That has had health consequences for you and me. What's the health consequence for you and me? As the South Asians have gotten richer, the easiest kind of meat to grow is poultry, chicken and ducks and geese. Where do they like to go? They like to live in wetlands, ducks. Quack, quack, in the water. So many wetlands used by wild migratory birds were populated with domestic ducks and geese, okay? And the wild fowl have an influenza virus called H5N1, that avian influenza. Doesn't bother them, they're used to it, because it's evolved with those animals. They poop in the water and the virus goes into the poop and into the water, that infects the domestic water fowl. They get the avian influenza, H5N1, then the caretakers bring them home and they hang around with their ducks, and I can show you people with their ducks right next to the house. And that increases the risk to the humans of getting the H5N1, the avian influenza concern is a result of growing wealth, growing meat consumption, and invasion of new habitats. 

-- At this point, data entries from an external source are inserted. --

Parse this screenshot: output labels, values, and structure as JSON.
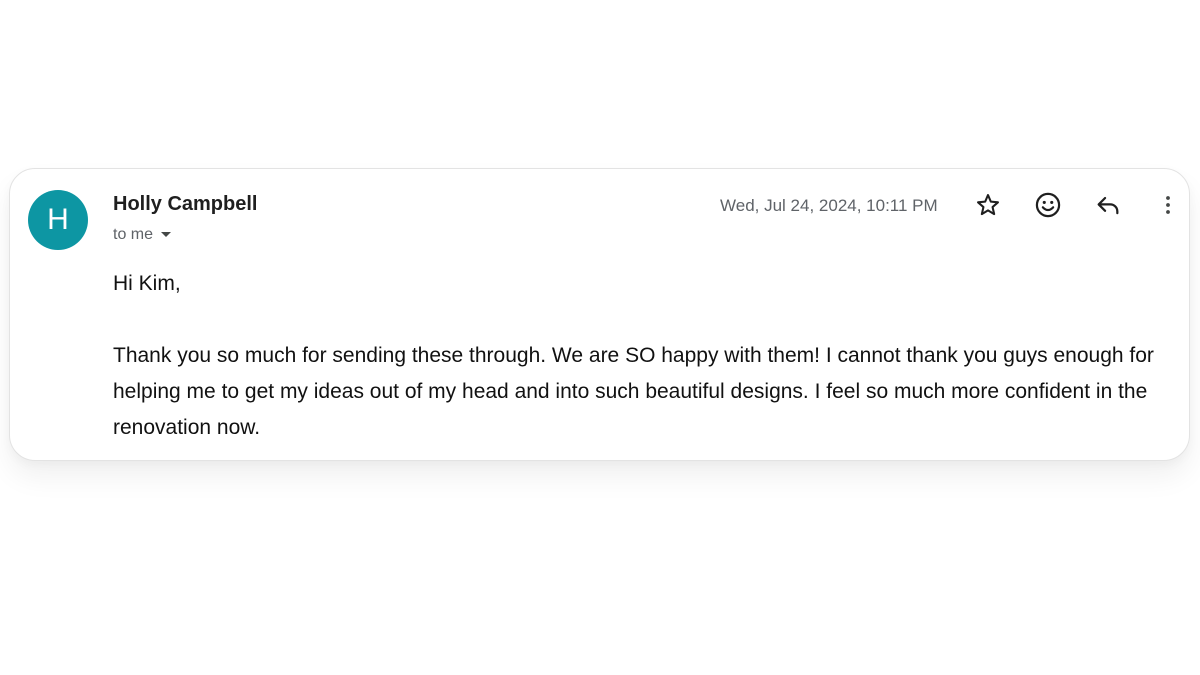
{
  "message": {
    "avatar_letter": "H",
    "avatar_color": "#0d96a3",
    "sender_name": "Holly Campbell",
    "recipient_label": "to me",
    "timestamp": "Wed, Jul 24, 2024, 10:11 PM",
    "actions": {
      "star_icon": "star-outline-icon",
      "emoji_icon": "emoji-reaction-icon",
      "reply_icon": "reply-arrow-icon",
      "more_icon": "more-vertical-icon"
    },
    "body": {
      "greeting": "Hi Kim,",
      "paragraph": "Thank you so much for sending these through. We are SO happy with them! I cannot thank you guys enough for helping me to get my ideas out of my head and into such beautiful designs. I feel so much more confident in the renovation now."
    }
  }
}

Let me just, one more step. The same lake, the biggest lake in China is in the center of China, it's a salt lake, and that same lake is visited by wild fowl that migrate north across the Bering Straits and into North America. And so the US Geological Survey has found the genome of avian influenza from China in the viruses being shed by water fowl in the United States. The only reason we don't have to worry as much as the Chinese about getting avian influenza from our wild fowl, is that we keep our chickens and ducks separated from the natural wetlands, where the migratory wild fowl from Asia go. But if we did the same thing that the Chinese do, which is put our ducks out into the wetlands, we would have the same problem. And they've also suggested a solution for them, which is to separate their domestic fowl from the wetlands, but that costs money